-- Extracted information follows --

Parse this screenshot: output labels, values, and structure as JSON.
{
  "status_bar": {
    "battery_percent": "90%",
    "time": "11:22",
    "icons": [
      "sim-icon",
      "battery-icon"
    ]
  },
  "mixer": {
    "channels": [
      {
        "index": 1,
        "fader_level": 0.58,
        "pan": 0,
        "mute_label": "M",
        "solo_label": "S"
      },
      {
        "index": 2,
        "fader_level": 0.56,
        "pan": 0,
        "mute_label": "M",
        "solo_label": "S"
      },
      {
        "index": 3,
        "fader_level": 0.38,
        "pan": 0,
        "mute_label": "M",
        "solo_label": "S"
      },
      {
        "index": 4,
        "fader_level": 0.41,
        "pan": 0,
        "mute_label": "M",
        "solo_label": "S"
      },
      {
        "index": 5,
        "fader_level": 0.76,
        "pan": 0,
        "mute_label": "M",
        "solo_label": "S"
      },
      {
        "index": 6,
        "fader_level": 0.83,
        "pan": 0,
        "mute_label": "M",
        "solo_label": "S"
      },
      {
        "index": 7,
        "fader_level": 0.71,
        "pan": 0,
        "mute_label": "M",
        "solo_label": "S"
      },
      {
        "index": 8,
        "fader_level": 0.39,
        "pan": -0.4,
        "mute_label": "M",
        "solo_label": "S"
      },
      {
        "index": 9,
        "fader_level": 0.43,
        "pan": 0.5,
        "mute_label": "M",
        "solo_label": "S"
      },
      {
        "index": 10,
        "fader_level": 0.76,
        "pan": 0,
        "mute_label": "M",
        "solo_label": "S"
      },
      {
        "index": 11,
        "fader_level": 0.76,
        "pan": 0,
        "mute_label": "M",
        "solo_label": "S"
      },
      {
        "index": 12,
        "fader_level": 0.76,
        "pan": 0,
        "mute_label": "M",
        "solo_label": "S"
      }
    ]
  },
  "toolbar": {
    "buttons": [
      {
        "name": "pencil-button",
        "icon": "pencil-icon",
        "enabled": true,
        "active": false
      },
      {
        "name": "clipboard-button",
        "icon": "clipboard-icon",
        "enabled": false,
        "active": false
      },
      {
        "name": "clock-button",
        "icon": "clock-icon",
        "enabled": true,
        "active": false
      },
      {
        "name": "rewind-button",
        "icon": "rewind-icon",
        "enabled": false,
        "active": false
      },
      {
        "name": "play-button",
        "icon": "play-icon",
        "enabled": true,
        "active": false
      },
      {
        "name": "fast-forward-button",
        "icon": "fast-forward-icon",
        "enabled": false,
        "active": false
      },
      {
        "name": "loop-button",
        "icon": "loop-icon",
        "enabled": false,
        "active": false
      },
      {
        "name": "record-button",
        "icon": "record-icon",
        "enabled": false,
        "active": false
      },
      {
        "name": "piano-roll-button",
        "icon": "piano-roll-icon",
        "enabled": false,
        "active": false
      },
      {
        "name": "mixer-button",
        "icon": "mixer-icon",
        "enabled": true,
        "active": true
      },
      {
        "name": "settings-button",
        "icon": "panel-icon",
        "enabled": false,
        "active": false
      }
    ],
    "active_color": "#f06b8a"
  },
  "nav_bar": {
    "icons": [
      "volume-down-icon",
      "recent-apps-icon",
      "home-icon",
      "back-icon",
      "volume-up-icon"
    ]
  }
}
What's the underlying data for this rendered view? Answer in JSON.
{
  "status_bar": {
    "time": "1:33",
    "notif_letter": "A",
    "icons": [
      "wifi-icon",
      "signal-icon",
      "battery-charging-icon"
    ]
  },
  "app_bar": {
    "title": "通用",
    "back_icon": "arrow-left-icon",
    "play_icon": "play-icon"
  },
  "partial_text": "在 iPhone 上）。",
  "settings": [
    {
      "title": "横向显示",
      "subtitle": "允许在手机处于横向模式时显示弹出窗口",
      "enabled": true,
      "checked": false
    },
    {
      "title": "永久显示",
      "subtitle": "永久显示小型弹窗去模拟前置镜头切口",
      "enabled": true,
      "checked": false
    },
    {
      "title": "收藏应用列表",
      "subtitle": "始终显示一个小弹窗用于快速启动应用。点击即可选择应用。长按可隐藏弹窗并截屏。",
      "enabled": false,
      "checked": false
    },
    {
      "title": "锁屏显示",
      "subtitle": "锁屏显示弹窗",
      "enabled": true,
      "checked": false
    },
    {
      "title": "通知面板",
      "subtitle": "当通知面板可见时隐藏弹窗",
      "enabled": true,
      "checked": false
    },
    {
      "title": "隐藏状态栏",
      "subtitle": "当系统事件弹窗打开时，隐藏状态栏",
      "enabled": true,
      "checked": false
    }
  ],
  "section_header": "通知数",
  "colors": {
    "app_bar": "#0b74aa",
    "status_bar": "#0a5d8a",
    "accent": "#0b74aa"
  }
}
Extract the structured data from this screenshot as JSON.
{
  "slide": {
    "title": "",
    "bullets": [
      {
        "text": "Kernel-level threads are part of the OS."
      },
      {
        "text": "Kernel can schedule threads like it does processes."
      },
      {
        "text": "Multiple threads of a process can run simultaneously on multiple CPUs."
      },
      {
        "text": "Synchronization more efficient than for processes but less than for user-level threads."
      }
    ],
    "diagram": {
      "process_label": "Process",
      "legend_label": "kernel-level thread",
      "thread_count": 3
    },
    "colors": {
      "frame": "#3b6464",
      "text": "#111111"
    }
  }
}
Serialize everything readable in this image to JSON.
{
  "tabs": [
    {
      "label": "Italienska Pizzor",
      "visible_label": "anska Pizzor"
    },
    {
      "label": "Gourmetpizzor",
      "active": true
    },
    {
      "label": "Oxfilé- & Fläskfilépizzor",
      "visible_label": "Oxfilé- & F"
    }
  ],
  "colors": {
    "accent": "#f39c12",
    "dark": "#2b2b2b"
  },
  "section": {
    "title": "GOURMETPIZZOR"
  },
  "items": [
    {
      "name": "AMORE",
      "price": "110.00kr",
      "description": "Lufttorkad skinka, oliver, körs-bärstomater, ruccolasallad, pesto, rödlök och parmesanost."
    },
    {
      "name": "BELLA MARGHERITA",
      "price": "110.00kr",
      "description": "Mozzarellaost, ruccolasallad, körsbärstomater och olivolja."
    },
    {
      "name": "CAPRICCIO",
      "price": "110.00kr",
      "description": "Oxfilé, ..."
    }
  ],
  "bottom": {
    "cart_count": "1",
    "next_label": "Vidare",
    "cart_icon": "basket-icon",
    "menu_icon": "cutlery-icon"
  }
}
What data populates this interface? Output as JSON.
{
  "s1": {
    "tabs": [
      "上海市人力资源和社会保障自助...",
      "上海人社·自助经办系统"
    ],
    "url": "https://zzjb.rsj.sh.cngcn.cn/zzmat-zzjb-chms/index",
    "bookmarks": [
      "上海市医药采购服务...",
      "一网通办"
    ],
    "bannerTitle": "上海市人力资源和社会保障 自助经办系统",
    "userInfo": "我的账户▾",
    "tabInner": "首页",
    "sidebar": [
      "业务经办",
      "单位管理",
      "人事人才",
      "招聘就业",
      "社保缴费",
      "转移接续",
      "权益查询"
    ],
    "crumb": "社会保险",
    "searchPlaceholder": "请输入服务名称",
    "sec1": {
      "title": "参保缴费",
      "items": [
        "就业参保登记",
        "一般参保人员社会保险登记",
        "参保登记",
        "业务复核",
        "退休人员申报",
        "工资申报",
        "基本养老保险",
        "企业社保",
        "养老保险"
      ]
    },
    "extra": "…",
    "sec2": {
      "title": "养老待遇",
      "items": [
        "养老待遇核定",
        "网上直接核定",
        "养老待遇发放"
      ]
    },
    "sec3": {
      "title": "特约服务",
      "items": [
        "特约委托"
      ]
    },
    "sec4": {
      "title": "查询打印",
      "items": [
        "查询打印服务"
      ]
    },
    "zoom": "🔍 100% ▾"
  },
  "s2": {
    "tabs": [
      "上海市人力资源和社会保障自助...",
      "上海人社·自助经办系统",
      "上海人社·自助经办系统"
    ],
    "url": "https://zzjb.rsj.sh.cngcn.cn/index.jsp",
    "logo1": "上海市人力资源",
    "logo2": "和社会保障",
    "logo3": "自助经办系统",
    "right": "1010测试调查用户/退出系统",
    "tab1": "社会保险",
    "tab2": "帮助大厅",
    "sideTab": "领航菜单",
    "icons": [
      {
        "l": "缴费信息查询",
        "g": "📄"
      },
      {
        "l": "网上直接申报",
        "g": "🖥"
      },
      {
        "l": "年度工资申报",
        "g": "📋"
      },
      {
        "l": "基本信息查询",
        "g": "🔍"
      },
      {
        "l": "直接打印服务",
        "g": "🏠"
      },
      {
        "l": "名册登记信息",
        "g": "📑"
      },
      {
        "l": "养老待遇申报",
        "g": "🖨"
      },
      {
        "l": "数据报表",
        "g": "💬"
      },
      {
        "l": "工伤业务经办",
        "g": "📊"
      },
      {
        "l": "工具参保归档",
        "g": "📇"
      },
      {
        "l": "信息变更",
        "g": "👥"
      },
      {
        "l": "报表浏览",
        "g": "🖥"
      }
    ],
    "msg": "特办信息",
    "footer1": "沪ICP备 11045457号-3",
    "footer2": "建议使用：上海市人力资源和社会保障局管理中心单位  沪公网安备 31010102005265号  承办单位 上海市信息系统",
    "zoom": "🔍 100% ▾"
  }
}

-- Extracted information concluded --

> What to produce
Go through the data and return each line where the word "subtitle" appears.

> Exercise solution
      "subtitle": "允许在手机处于横向模式时显示弹出窗口",
      "subtitle": "永久显示小型弹窗去模拟前置镜头切口",
      "subtitle": "始终显示一个小弹窗用于快速启动应用。点击即可选择应用。长按可隐藏弹窗并截屏。",
      "subtitle": "锁屏显示弹窗",
      "subtitle": "当通知面板可见时隐藏弹窗",
      "subtitle": "当系统事件弹窗打开时，隐藏状态栏",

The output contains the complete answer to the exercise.